be that these mechanisms are not overall efficient in

the sense that we might have to charge the agents money in order to get this to work.

So it could be that the sum of the payments that pi's is greater than 0.

So that means that people are making a bunch of payments into the society and

we're not giving them all back to the society.

So either we have to funnel them off to somebody who's not involved in any of

the decision process, or we're going to have to burn that.

If we try and give it back,

that could change the incentives that we've just aligned so nicely.

So the part of the issue about this is we've put these payment rules in,

which align incentives very nicely.

But in order to do that, we might have to be charging agents

a lot in terms of what their impact on the society is.

And in order to get things to balance,

we might have to give up some nice conditions that we'd want.

So nice thing about these mechanisms, dominant strategies and

that's why they've been studied so extensively.

There's a number of settings where they form nice benchmarks and

have really a long list of nice properties.

There are other settings where they've serve as a benchmark, and

don't satisfy all the conditions we'd want, and

that generally has to do with the balance kind of conditions with the payments.

And the idea that sometimes people will be charged even if they would

rather not participate in the mechanisms, so we might want to think about individual

rationality conditions, balance conditions, and other kinds of things.

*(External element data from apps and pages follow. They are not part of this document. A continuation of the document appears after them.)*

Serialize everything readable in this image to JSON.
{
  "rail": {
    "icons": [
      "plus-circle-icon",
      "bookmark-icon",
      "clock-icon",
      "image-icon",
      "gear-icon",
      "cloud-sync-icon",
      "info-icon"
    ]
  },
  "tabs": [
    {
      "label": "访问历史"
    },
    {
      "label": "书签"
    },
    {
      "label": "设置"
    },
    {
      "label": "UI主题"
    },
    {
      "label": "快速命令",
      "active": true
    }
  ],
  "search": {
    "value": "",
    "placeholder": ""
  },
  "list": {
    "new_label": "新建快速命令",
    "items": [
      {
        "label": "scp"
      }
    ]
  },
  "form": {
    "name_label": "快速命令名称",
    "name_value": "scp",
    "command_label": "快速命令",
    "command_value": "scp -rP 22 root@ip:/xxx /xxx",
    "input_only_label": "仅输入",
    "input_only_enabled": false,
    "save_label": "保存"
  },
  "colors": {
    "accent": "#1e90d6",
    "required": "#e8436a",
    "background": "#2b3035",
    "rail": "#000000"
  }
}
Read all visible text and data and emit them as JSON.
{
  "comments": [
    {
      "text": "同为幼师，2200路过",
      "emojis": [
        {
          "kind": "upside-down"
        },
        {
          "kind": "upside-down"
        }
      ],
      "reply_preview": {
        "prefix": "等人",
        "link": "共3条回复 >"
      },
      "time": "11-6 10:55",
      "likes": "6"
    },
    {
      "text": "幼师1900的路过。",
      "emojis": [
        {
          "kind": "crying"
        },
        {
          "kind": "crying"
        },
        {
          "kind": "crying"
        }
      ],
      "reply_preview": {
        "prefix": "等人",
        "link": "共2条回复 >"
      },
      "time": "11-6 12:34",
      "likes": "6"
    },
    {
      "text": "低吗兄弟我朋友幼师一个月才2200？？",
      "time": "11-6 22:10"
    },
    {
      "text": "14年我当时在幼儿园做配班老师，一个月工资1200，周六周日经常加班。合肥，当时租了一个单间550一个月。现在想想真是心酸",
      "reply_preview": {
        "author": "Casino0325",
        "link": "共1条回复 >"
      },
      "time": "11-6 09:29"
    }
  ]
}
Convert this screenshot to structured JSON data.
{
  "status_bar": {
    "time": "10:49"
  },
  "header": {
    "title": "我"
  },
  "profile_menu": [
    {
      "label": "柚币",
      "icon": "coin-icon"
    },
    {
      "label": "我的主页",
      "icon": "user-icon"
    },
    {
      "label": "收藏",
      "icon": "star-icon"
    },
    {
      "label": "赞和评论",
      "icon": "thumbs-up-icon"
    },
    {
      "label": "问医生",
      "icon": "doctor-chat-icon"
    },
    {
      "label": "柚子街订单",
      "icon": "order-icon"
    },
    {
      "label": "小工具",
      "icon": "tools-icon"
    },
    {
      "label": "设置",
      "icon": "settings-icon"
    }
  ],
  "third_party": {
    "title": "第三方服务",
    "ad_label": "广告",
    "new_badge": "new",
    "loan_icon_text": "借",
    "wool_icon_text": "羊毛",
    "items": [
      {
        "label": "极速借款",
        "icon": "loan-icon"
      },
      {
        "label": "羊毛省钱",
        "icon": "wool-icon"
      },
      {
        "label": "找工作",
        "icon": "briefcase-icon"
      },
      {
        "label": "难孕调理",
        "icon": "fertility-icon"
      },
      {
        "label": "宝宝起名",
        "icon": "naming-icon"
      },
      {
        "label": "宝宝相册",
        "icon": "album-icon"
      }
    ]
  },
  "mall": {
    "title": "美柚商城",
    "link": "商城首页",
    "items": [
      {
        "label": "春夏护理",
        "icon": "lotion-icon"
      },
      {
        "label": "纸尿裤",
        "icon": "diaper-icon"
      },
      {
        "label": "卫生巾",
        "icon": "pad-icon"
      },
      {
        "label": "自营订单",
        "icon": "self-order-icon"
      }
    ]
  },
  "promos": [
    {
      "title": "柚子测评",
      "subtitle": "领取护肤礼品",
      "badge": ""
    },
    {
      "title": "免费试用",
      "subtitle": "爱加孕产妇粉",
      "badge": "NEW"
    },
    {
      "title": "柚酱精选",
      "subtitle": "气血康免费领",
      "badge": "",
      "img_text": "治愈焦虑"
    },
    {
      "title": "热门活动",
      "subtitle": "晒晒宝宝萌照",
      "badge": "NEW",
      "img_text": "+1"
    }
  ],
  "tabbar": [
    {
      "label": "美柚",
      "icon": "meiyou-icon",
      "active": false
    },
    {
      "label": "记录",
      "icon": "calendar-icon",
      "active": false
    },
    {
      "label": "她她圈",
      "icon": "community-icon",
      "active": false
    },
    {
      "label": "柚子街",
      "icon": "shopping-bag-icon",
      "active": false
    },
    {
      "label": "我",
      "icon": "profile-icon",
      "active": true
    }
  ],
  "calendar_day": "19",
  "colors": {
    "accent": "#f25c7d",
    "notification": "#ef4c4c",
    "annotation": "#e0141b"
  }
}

So we'll take a look at these in more detail and context, and

that'll be our next thing up.